◆ Data excerpts:
+ + + +
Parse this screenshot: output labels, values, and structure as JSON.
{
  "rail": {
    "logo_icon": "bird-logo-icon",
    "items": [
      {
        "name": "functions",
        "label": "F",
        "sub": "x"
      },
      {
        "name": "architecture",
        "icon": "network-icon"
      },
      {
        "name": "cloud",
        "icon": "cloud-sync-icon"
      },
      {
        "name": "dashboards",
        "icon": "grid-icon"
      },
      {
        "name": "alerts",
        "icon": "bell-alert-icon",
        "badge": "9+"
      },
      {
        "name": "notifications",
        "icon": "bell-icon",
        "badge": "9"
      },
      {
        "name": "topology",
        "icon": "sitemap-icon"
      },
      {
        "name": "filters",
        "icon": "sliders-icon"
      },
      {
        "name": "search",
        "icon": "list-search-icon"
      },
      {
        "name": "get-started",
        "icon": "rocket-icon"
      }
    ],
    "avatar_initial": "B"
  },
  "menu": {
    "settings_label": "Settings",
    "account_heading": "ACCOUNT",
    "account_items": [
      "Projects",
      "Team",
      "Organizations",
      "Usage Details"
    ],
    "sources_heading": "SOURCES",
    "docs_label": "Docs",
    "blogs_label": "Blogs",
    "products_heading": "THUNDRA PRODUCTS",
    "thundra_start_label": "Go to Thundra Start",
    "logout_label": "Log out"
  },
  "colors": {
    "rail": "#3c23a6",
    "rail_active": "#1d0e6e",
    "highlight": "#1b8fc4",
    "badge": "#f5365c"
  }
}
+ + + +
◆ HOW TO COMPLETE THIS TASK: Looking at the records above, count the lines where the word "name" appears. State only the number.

◆ TASK SOLUTION: 10